▶ [DATA SHOWN]

*****

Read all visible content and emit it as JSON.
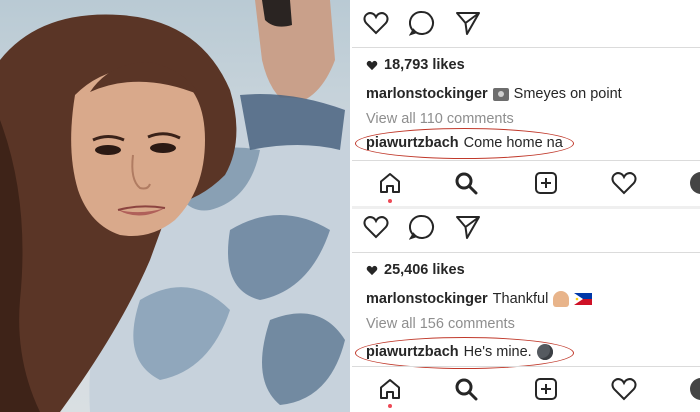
{
  "posts": [
    {
      "likes": "18,793 likes",
      "caption_user": "marlonstockinger",
      "caption_emoji": "camera-with-flash-emoji",
      "caption_text": "Smeyes on point",
      "view_all": "View all 110 comments",
      "comment_user": "piawurtzbach",
      "comment_text": "Come home na"
    },
    {
      "likes": "25,406 likes",
      "caption_user": "marlonstockinger",
      "caption_text": "Thankful",
      "caption_emojis": [
        "folded-hands-emoji",
        "philippines-flag-emoji"
      ],
      "view_all": "View all 156 comments",
      "comment_user": "piawurtzbach",
      "comment_text": "He's mine.",
      "comment_emoji": "new-moon-face-emoji"
    }
  ],
  "icons": {
    "post_actions": [
      "heart-icon",
      "comment-icon",
      "send-icon"
    ],
    "likes": "heart-icon",
    "nav": [
      "home-icon",
      "search-icon",
      "add-post-icon",
      "activity-heart-icon",
      "profile-avatar"
    ]
  },
  "colors": {
    "highlight_oval": "#c0392b",
    "notification_dot": "#ed4956",
    "text": "#262626",
    "muted": "#8e8e8e"
  }
}
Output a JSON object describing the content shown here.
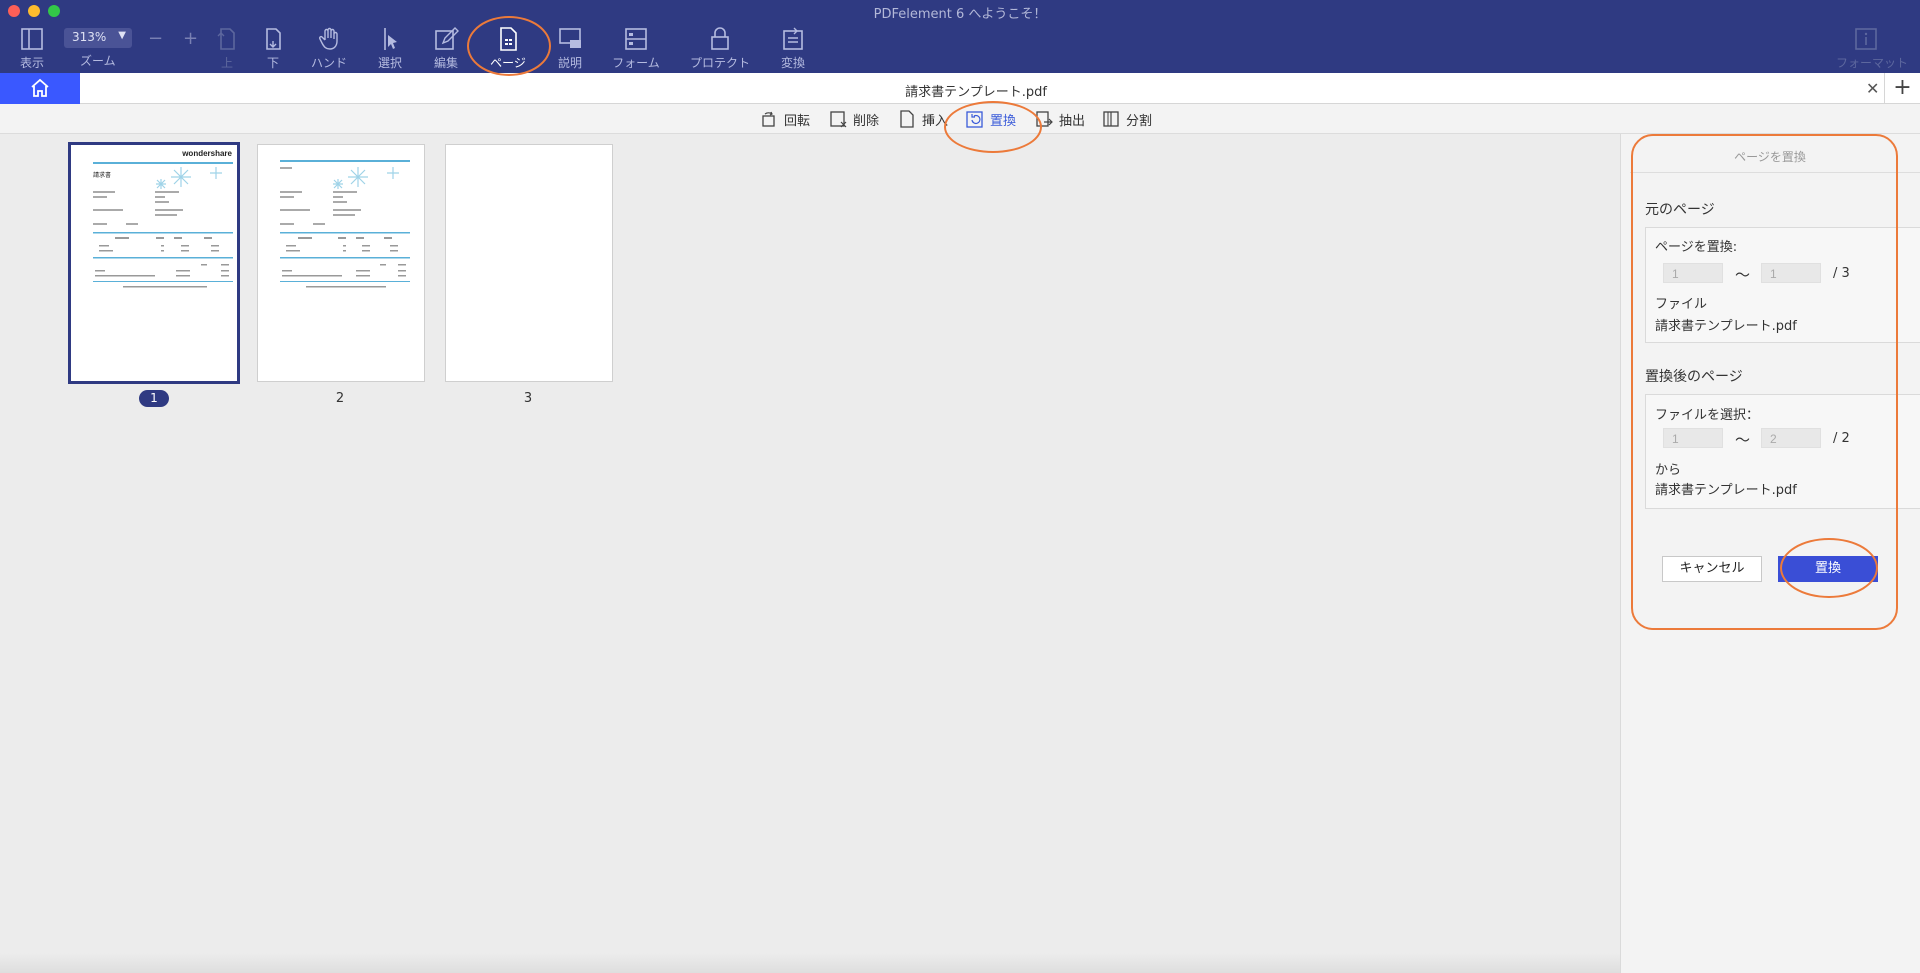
{
  "window": {
    "title": "PDFelement 6 へようこそ！"
  },
  "toolbar": {
    "view": "表示",
    "zoom_value": "313%",
    "zoom_label": "ズーム",
    "zoom_minus": "−",
    "zoom_plus": "+",
    "up": "上",
    "down": "下",
    "hand": "ハンド",
    "select": "選択",
    "edit": "編集",
    "page": "ページ",
    "comment": "説明",
    "form": "フォーム",
    "protect": "プロテクト",
    "convert": "変換",
    "format": "フォーマット"
  },
  "tab": {
    "title": "請求書テンプレート.pdf",
    "close": "✕",
    "add": "+"
  },
  "page_tools": {
    "rotate": "回転",
    "delete": "削除",
    "insert": "挿入",
    "replace": "置換",
    "extract": "抽出",
    "split": "分割"
  },
  "thumbnails": {
    "page1": "1",
    "page2": "2",
    "page3": "3",
    "brand": "wondershare",
    "doc_heading": "請求書"
  },
  "panel": {
    "title": "ページを置換",
    "original_heading": "元のページ",
    "replace_pages_label": "ページを置換:",
    "orig_from": "1",
    "orig_to": "1",
    "tilde": "〜",
    "orig_total": "/ 3",
    "file_label": "ファイル",
    "file_name": "請求書テンプレート.pdf",
    "after_heading": "置換後のページ",
    "choose_file_label": "ファイルを選択：",
    "new_from": "1",
    "new_to": "2",
    "new_total": "/ 2",
    "from_label": "から",
    "from_file": "請求書テンプレート.pdf",
    "cancel": "キャンセル",
    "replace": "置換"
  },
  "colors": {
    "toolbar_bg": "#2f3a82",
    "accent_blue": "#3a58ff",
    "annotation_orange": "#ec7a3a"
  }
}
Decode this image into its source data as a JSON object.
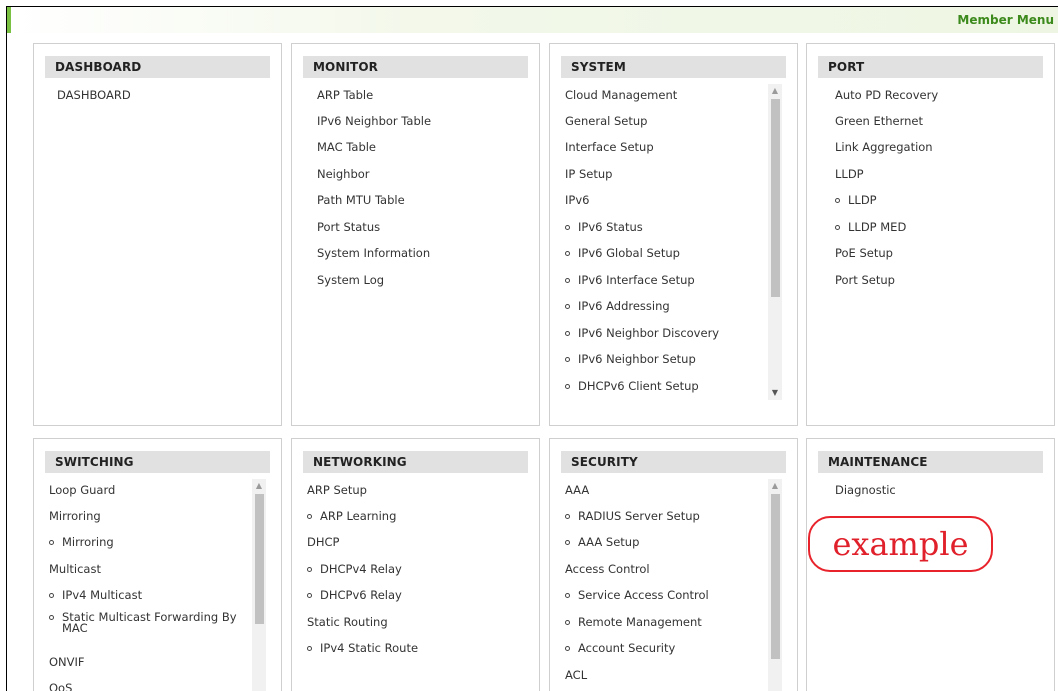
{
  "header": {
    "title": "Member Menu"
  },
  "panels": [
    {
      "title": "DASHBOARD",
      "items": [
        "DASHBOARD"
      ]
    },
    {
      "title": "MONITOR",
      "items": [
        "ARP Table",
        "IPv6 Neighbor Table",
        "MAC Table",
        "Neighbor",
        "Path MTU Table",
        "Port Status",
        "System Information",
        "System Log"
      ]
    },
    {
      "title": "SYSTEM",
      "items": [
        "Cloud Management",
        "General Setup",
        "Interface Setup",
        "IP Setup",
        "IPv6",
        "IPv6 Status",
        "IPv6 Global Setup",
        "IPv6 Interface Setup",
        "IPv6 Addressing",
        "IPv6 Neighbor Discovery",
        "IPv6 Neighbor Setup",
        "DHCPv6 Client Setup"
      ]
    },
    {
      "title": "PORT",
      "items": [
        "Auto PD Recovery",
        "Green Ethernet",
        "Link Aggregation",
        "LLDP",
        "LLDP",
        "LLDP MED",
        "PoE Setup",
        "Port Setup"
      ]
    },
    {
      "title": "SWITCHING",
      "items": [
        "Loop Guard",
        "Mirroring",
        "Mirroring",
        "Multicast",
        "IPv4 Multicast",
        "Static Multicast Forwarding By MAC",
        "ONVIF",
        "QoS"
      ]
    },
    {
      "title": "NETWORKING",
      "items": [
        "ARP Setup",
        "ARP Learning",
        "DHCP",
        "DHCPv4 Relay",
        "DHCPv6 Relay",
        "Static Routing",
        "IPv4 Static Route"
      ]
    },
    {
      "title": "SECURITY",
      "items": [
        "AAA",
        "RADIUS Server Setup",
        "AAA Setup",
        "Access Control",
        "Service Access Control",
        "Remote Management",
        "Account Security",
        "ACL"
      ]
    },
    {
      "title": "MAINTENANCE",
      "items": [
        "Diagnostic"
      ]
    }
  ],
  "stamp": {
    "text": "example"
  },
  "icons": {
    "bullet": "bullet-circle-icon",
    "scroll_up": "scroll-up-arrow-icon",
    "scroll_down": "scroll-down-arrow-icon"
  }
}
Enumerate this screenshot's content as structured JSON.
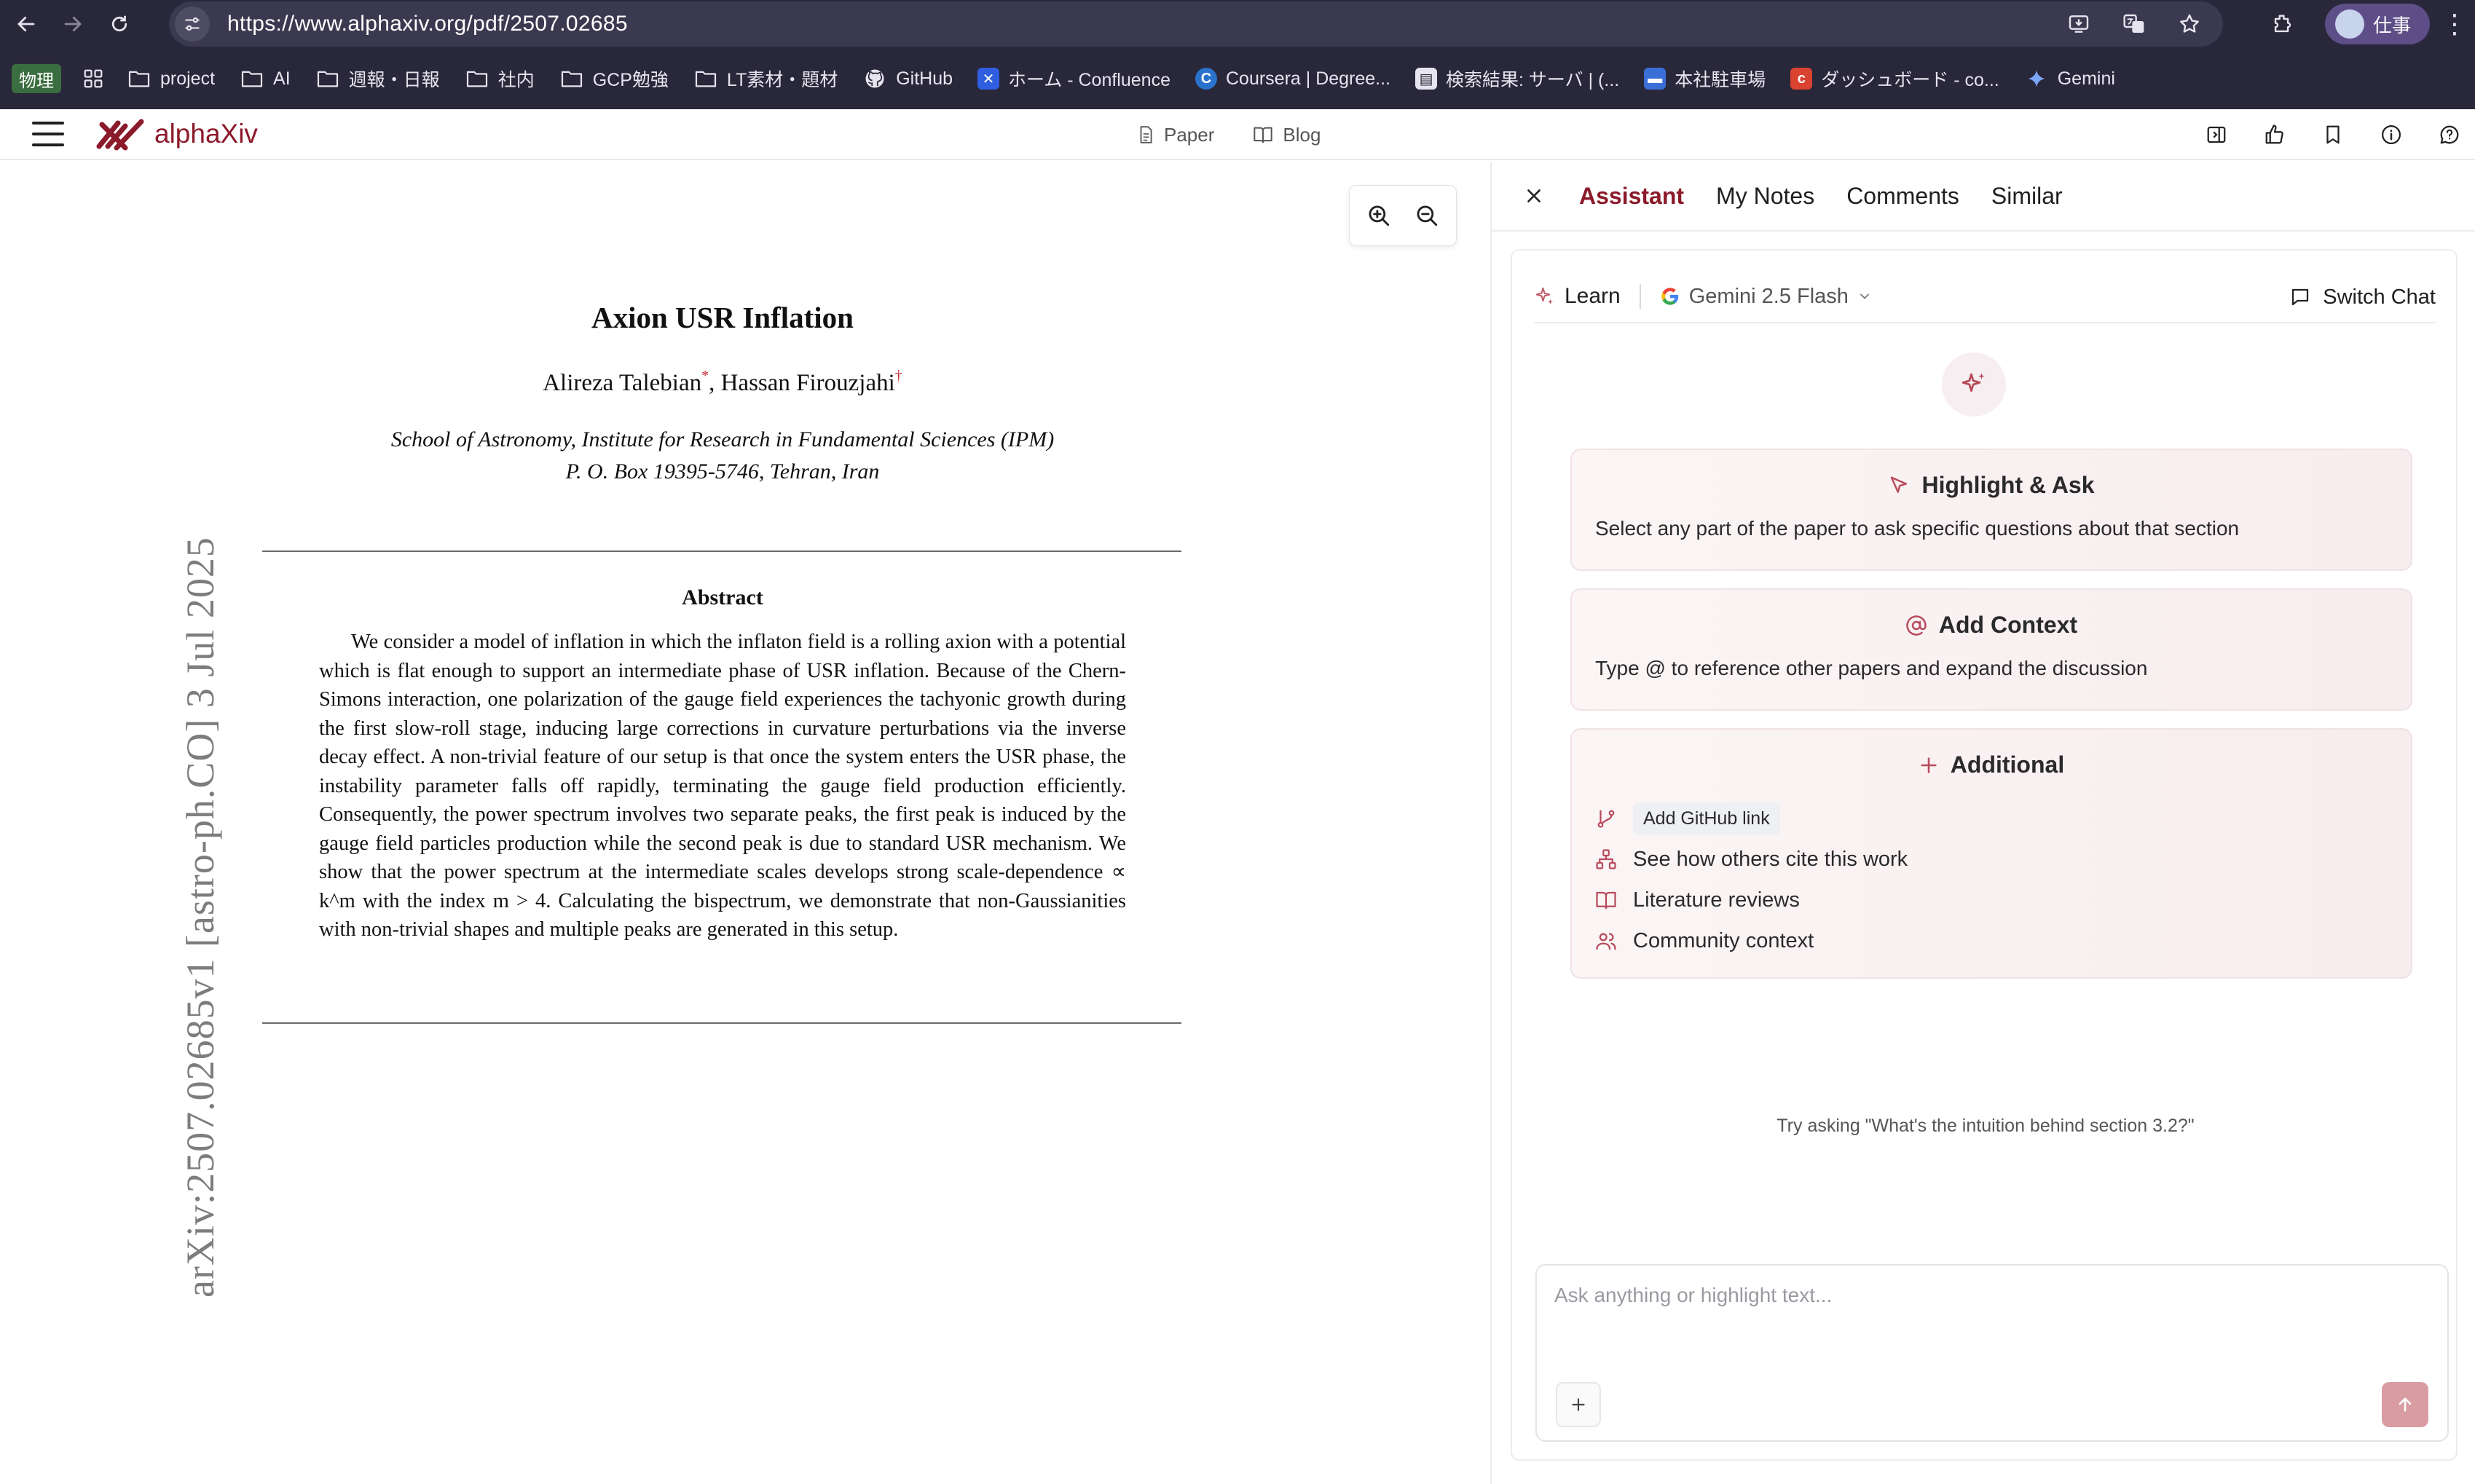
{
  "browser": {
    "url": "https://www.alphaxiv.org/pdf/2507.02685",
    "profile_label": "仕事",
    "bookmarks_first": "物理",
    "bookmarks": [
      {
        "label": "project",
        "icon": "folder-icon"
      },
      {
        "label": "AI",
        "icon": "folder-icon"
      },
      {
        "label": "週報・日報",
        "icon": "folder-icon"
      },
      {
        "label": "社内",
        "icon": "folder-icon"
      },
      {
        "label": "GCP勉強",
        "icon": "folder-icon"
      },
      {
        "label": "LT素材・題材",
        "icon": "folder-icon"
      },
      {
        "label": "GitHub",
        "icon": "github-icon"
      },
      {
        "label": "ホーム - Confluence",
        "icon": "confluence-icon"
      },
      {
        "label": "Coursera | Degree...",
        "icon": "coursera-icon"
      },
      {
        "label": "検索結果: サーバ | (...",
        "icon": "doc-icon"
      },
      {
        "label": "本社駐車場",
        "icon": "calendar-icon"
      },
      {
        "label": "ダッシュボード - co...",
        "icon": "c-icon"
      },
      {
        "label": "Gemini",
        "icon": "gemini-icon"
      }
    ]
  },
  "app": {
    "logo_text": "alphaXiv",
    "nav": {
      "paper": "Paper",
      "blog": "Blog"
    }
  },
  "paper": {
    "title": "Axion USR Inflation",
    "author1": "Alireza Talebian",
    "author1_mark": "*",
    "author2": "Hassan Firouzjahi",
    "author2_mark": "†",
    "affiliation_line1": "School of Astronomy, Institute for Research in Fundamental Sciences (IPM)",
    "affiliation_line2": "P. O. Box 19395-5746, Tehran, Iran",
    "abstract_heading": "Abstract",
    "abstract_text": "We consider a model of inflation in which the inflaton field is a rolling axion with a potential which is flat enough to support an intermediate phase of USR inflation. Because of the Chern-Simons interaction, one polarization of the gauge field experiences the tachyonic growth during the first slow-roll stage, inducing large corrections in curvature perturbations via the inverse decay effect. A non-trivial feature of our setup is that once the system enters the USR phase, the instability parameter falls off rapidly, terminating the gauge field production efficiently. Consequently, the power spectrum involves two separate peaks, the first peak is induced by the gauge field particles production while the second peak is due to standard USR mechanism. We show that the power spectrum at the intermediate scales develops strong scale-dependence ∝ k^m with the index m > 4. Calculating the bispectrum, we demonstrate that non-Gaussianities with non-trivial shapes and multiple peaks are generated in this setup.",
    "arxiv_stamp": "arXiv:2507.02685v1  [astro-ph.CO]  3 Jul 2025"
  },
  "panel": {
    "tabs": [
      "Assistant",
      "My Notes",
      "Comments",
      "Similar"
    ],
    "active_tab": "Assistant",
    "mode_label": "Learn",
    "model_label": "Gemini 2.5 Flash",
    "switch_chat": "Switch Chat",
    "highlight": {
      "title": "Highlight & Ask",
      "desc": "Select any part of the paper to ask specific questions about that section"
    },
    "context": {
      "title": "Add Context",
      "desc": "Type @ to reference other papers and expand the discussion"
    },
    "additional": {
      "title": "Additional",
      "github": "Add GitHub link",
      "cite": "See how others cite this work",
      "reviews": "Literature reviews",
      "community": "Community context"
    },
    "hint": "Try asking \"What's the intuition behind section 3.2?\"",
    "input_placeholder": "Ask anything or highlight text..."
  },
  "colors": {
    "brand": "#8b1a2b",
    "chrome_bg": "#29273a",
    "send_button": "#d99ca2"
  }
}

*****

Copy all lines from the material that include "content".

Read all visible content and emit it as JSON.
Output a JSON object describing the content shown here.
Enumerate this screenshot's content as structured JSON.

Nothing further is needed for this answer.